    As a matter of fact, I do not disagree CU to consider for a managerial change in employing full-time Deans for managing complex academic affairs at a business frequency that has already gone beyond the faculty's concurrent workload. A group of CU alumni, two weeks ago, met with the Treasurer and Chairman of the CU Council and expressed their deep concern for any unwanted harsh in making a quick structural change on the CU's Deanship. So grateful the CU Council, under the leadership of Dr. Edgar Cheng, has paid kind attention to the alumni's plead and only "noted" to, but not approved, a "Report" referred by V-C Lau on the Deanship issue at their last Council Meeting. The CU Council, so far, has not approved for amending Statute 15 and, of course, never referred that Statute under the CUHK Ordinance to the Legislative Council for review and granting a legitimate amendment. While "the Council and the Senate may from time to time make decrees and regulations respectively to direct and regulate the affairs of the University" [CUHK Ordinance 14], I wonder whether V-C Lau's "inviting" action in establishing a Dean's Selection/Appointment/Implementation Consultation Committee may have already bumped up a legitimate disorder in overstepping the CUHK Council and the Hong Kong Legislative Council.

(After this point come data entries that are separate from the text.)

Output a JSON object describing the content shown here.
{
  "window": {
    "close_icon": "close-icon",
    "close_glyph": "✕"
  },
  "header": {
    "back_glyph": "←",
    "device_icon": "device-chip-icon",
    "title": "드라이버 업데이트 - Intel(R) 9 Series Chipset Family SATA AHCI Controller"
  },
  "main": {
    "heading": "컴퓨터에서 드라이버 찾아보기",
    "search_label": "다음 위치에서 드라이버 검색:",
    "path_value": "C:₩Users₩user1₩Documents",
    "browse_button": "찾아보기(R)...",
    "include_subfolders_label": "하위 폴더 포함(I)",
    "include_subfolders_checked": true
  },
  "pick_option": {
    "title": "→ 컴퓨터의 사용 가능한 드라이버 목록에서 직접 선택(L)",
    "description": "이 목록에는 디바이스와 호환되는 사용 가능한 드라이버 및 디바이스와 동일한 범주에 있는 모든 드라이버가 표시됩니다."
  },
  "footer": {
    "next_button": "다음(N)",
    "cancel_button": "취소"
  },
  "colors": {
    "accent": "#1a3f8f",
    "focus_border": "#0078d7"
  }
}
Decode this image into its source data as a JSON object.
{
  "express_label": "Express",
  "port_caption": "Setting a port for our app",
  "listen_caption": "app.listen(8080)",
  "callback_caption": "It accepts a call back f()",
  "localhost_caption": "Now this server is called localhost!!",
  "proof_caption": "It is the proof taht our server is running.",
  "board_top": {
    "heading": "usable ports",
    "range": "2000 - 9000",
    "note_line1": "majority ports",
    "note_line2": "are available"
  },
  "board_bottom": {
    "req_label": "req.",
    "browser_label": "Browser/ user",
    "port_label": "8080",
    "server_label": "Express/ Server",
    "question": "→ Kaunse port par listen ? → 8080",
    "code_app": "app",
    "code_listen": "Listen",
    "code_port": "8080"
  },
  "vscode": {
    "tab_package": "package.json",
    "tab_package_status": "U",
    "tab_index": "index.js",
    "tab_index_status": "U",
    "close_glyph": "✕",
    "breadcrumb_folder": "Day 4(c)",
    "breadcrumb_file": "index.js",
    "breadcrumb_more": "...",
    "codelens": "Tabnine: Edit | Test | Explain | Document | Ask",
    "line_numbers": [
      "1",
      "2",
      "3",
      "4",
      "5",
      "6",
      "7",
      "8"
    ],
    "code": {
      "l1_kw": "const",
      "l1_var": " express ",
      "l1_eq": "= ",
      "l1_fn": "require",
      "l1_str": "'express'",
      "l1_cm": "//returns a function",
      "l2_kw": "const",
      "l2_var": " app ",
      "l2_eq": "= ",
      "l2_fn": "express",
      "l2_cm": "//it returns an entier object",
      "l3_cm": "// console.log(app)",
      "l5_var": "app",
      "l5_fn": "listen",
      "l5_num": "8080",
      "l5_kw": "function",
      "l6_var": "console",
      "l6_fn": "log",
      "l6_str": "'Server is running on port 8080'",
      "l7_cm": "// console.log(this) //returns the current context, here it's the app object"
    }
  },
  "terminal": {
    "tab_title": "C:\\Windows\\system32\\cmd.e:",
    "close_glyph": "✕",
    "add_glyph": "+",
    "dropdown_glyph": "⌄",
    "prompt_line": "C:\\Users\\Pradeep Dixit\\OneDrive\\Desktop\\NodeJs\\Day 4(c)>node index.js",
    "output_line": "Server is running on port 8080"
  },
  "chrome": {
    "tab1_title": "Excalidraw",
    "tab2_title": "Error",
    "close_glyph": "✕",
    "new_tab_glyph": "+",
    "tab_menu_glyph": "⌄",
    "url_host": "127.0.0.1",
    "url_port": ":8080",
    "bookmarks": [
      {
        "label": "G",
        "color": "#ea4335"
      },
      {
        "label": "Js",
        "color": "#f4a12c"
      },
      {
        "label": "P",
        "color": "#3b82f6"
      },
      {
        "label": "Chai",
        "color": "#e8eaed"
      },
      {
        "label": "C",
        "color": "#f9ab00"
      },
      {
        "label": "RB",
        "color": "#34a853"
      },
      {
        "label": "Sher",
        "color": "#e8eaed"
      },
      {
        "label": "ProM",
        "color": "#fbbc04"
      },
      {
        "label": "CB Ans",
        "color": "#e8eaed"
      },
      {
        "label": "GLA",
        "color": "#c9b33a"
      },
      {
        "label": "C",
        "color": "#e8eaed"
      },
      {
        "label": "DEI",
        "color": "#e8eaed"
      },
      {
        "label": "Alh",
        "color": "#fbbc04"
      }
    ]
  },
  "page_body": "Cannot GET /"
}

    Furthermore I would like to express my heartfelt concern in sharing with the CU community for the follows.

    1) The CU's Governance Consultation Committee was consisted of scholars mostly from Oxford and Stanford that, due to cultural boundaries, those scholars might not have an in-depth knowledge of Hong Kong's socio-economics and education structure; they even could have been blinded to the history of the colonial government's dismantling the sovereignties of CU's three founding colleges, that were legitimately structured under a "federal system" binding by the original CUHK Ordinance, in 1977. Moreover, it tends to be a prejudice that CU, under the current V-C's administration, seldom recruited overseas Hong Kong scholars, who are either CU alumni or sons/daughters of Hong Kong with bilingual skills, to participate in major consultation teams for CU.
    2) The over-emphasize of Oxford/Stanford experiences may not be directly relevant for CU's long term development because Standford is privately owned/operated with an independent Board of Directors (No "ordinance" matter!!), while Oxford has enriched Royal resources with a history of several hundred years. However both institutions do have a specially high student/faculty radio and voluminous library/archival collections that the CU community could even feel "jealous". Anyhow, state universities of the US and public institutions of Canada should be more relevant for CU in absorbing their advanced managerial experiences, e.g. UCLA, University of Toronto, etc. All state/public universities, binding by law, have a legitimate relationship with the public and the government.

    Last but not the least, I turn to be sympathetic to V-C Lawrence Lau that he, even by now, does not perform, as a V-C, in a way showing he has been assisted by a cabinet with sufficient understanding on the legitimacy of the CUHK Ordinance and the four constituent colleges' post-Re-unification subtleties.

    Chan Wing Chi
    1978 CCC Graduate (Music)